··· Exercise data
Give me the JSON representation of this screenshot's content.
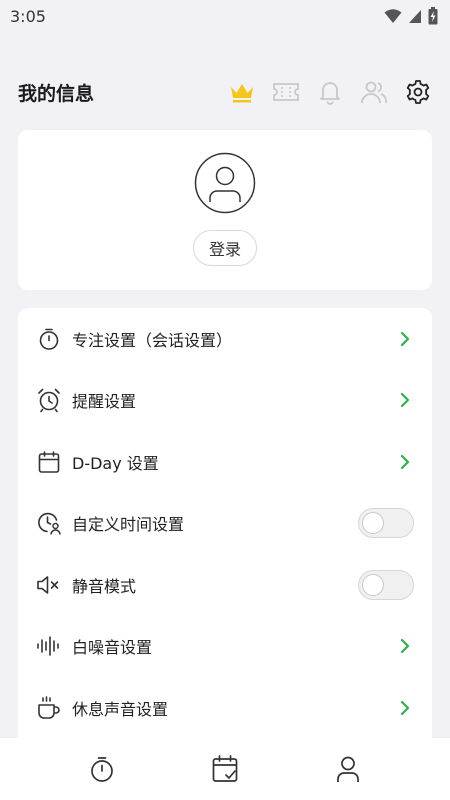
{
  "status_bar": {
    "time": "3:05",
    "icons": [
      "wifi-icon",
      "signal-icon",
      "battery-charging-icon"
    ]
  },
  "header": {
    "title": "我的信息",
    "icons": [
      "crown-icon",
      "ticket-icon",
      "bell-icon",
      "users-icon",
      "gear-icon"
    ],
    "accent_color": "#f5c518"
  },
  "profile": {
    "login_label": "登录"
  },
  "settings": {
    "items": [
      {
        "label": "专注设置（会话设置）",
        "icon": "stopwatch-icon",
        "control": "chevron"
      },
      {
        "label": "提醒设置",
        "icon": "alarm-clock-icon",
        "control": "chevron"
      },
      {
        "label": "D-Day 设置",
        "icon": "calendar-icon",
        "control": "chevron"
      },
      {
        "label": "自定义时间设置",
        "icon": "clock-person-icon",
        "control": "toggle",
        "value": false
      },
      {
        "label": "静音模式",
        "icon": "speaker-mute-icon",
        "control": "toggle",
        "value": false
      },
      {
        "label": "白噪音设置",
        "icon": "sound-wave-icon",
        "control": "chevron"
      },
      {
        "label": "休息声音设置",
        "icon": "coffee-cup-icon",
        "control": "chevron"
      }
    ],
    "chevron_color": "#2bb34a"
  },
  "bottom_nav": {
    "items": [
      "timer-tab-icon",
      "calendar-check-tab-icon",
      "profile-tab-icon"
    ]
  }
}
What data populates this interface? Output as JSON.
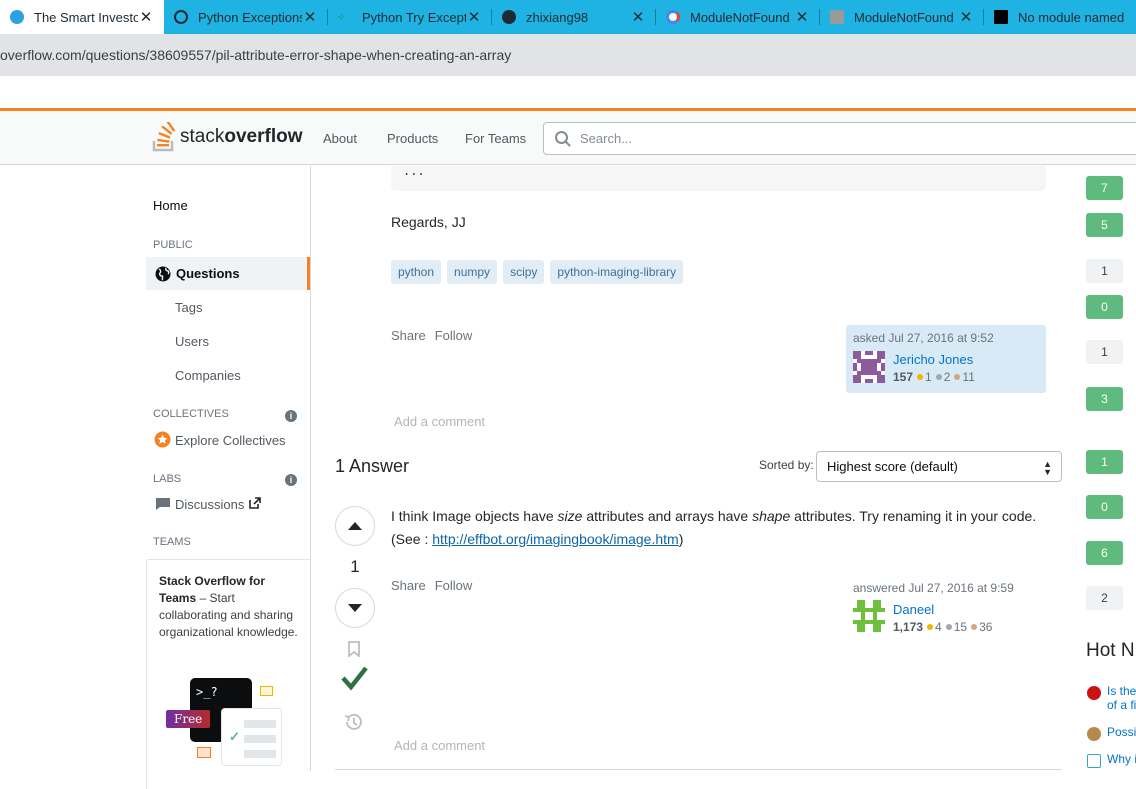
{
  "browser": {
    "tabs": [
      {
        "title": "The Smart Investo",
        "icon": "telegram-icon",
        "color": "#2aa3e0"
      },
      {
        "title": "Python Exceptions",
        "icon": "globe-icon",
        "color": "#1d2a33"
      },
      {
        "title": "Python Try Except",
        "icon": "w3-icon",
        "color": "#04aa6d"
      },
      {
        "title": "zhixiang98",
        "icon": "github-icon",
        "color": "#1d2a33"
      },
      {
        "title": "ModuleNotFound",
        "icon": "google-icon",
        "color": "#4285f4"
      },
      {
        "title": "ModuleNotFound",
        "icon": "site-icon",
        "color": "#777"
      },
      {
        "title": "No module named",
        "icon": "terminal-icon",
        "color": "#000"
      }
    ],
    "url": "overflow.com/questions/38609557/pil-attribute-error-shape-when-creating-an-array"
  },
  "header": {
    "logo_stack": "stack",
    "logo_overflow": "overflow",
    "nav": [
      "About",
      "Products",
      "For Teams"
    ],
    "search_placeholder": "Search..."
  },
  "sidebar": {
    "home": "Home",
    "public_head": "PUBLIC",
    "questions": "Questions",
    "tags": "Tags",
    "users": "Users",
    "companies": "Companies",
    "collectives_head": "COLLECTIVES",
    "explore_collectives": "Explore Collectives",
    "labs_head": "LABS",
    "discussions": "Discussions",
    "teams_head": "TEAMS",
    "teams_title": "Stack Overflow for Teams",
    "teams_text": " – Start collaborating and sharing organizational knowledge.",
    "free_badge": "Free",
    "terminal_prompt": ">_?"
  },
  "question": {
    "code_tail": "...",
    "closing": "Regards, JJ",
    "tags": [
      "python",
      "numpy",
      "scipy",
      "python-imaging-library"
    ],
    "share": "Share",
    "follow": "Follow",
    "asked": "asked Jul 27, 2016 at 9:52",
    "user": "Jericho Jones",
    "rep": "157",
    "gold": "1",
    "silver": "2",
    "bronze": "11",
    "add_comment": "Add a comment"
  },
  "answers": {
    "heading": "1 Answer",
    "sorted_by": "Sorted by:",
    "sort_value": "Highest score (default)",
    "items": [
      {
        "score": "1",
        "body_pre1": "I think Image objects have ",
        "body_em1": "size",
        "body_mid": " attributes and arrays have ",
        "body_em2": "shape",
        "body_post": " attributes. Try renaming it in your code. (See : ",
        "link": "http://effbot.org/imagingbook/image.htm",
        "body_end": ")",
        "share": "Share",
        "follow": "Follow",
        "answered": "answered Jul 27, 2016 at 9:59",
        "user": "Daneel",
        "rep": "1,173",
        "gold": "4",
        "silver": "15",
        "bronze": "36",
        "add_comment": "Add a comment",
        "accepted": true
      }
    ]
  },
  "related_scores": [
    "7",
    "5",
    "1",
    "0",
    "1",
    "3",
    "1",
    "0",
    "6",
    "2"
  ],
  "hot_network": {
    "heading": "Hot N",
    "items": [
      "Is the",
      "of a fi",
      "Possi",
      "Why i"
    ]
  }
}
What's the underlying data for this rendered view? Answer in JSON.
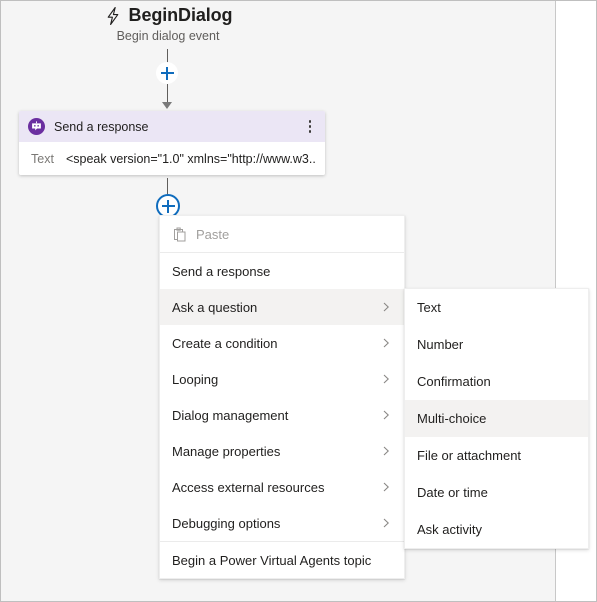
{
  "trigger": {
    "icon": "lightning-bolt-icon",
    "title": "BeginDialog",
    "subtitle": "Begin dialog event"
  },
  "node_card": {
    "icon": "bot-message-icon",
    "title": "Send a response",
    "more_icon": "more-vertical-icon",
    "field_label": "Text",
    "field_value": "<speak version=\"1.0\" xmlns=\"http://www.w3...."
  },
  "add_buttons": {
    "top_label": "+",
    "bottom_label": "+"
  },
  "context_menu": {
    "items": [
      {
        "label": "Paste",
        "icon": "paste-icon",
        "disabled": true,
        "submenu": false,
        "highlight": false
      },
      {
        "label": "Send a response",
        "disabled": false,
        "submenu": false,
        "highlight": false
      },
      {
        "label": "Ask a question",
        "disabled": false,
        "submenu": true,
        "highlight": true
      },
      {
        "label": "Create a condition",
        "disabled": false,
        "submenu": true,
        "highlight": false
      },
      {
        "label": "Looping",
        "disabled": false,
        "submenu": true,
        "highlight": false
      },
      {
        "label": "Dialog management",
        "disabled": false,
        "submenu": true,
        "highlight": false
      },
      {
        "label": "Manage properties",
        "disabled": false,
        "submenu": true,
        "highlight": false
      },
      {
        "label": "Access external resources",
        "disabled": false,
        "submenu": true,
        "highlight": false
      },
      {
        "label": "Debugging options",
        "disabled": false,
        "submenu": true,
        "highlight": false
      },
      {
        "label": "Begin a Power Virtual Agents topic",
        "disabled": false,
        "submenu": false,
        "highlight": false
      }
    ]
  },
  "submenu": {
    "parent": "Ask a question",
    "items": [
      {
        "label": "Text",
        "highlight": false
      },
      {
        "label": "Number",
        "highlight": false
      },
      {
        "label": "Confirmation",
        "highlight": false
      },
      {
        "label": "Multi-choice",
        "highlight": true
      },
      {
        "label": "File or attachment",
        "highlight": false
      },
      {
        "label": "Date or time",
        "highlight": false
      },
      {
        "label": "Ask activity",
        "highlight": false
      }
    ]
  },
  "colors": {
    "canvas_bg": "#f5f5f5",
    "accent_blue": "#0f6cbd",
    "node_purple": "#6b2fa0",
    "node_header_tint": "#ebe6f5",
    "menu_highlight": "#f3f2f1"
  }
}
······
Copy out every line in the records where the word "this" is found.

Give me the JSON representation of this screenshot's content.
What data populates this interface? Output as JSON.
What's the underlying data for this rendered view? Answer in JSON.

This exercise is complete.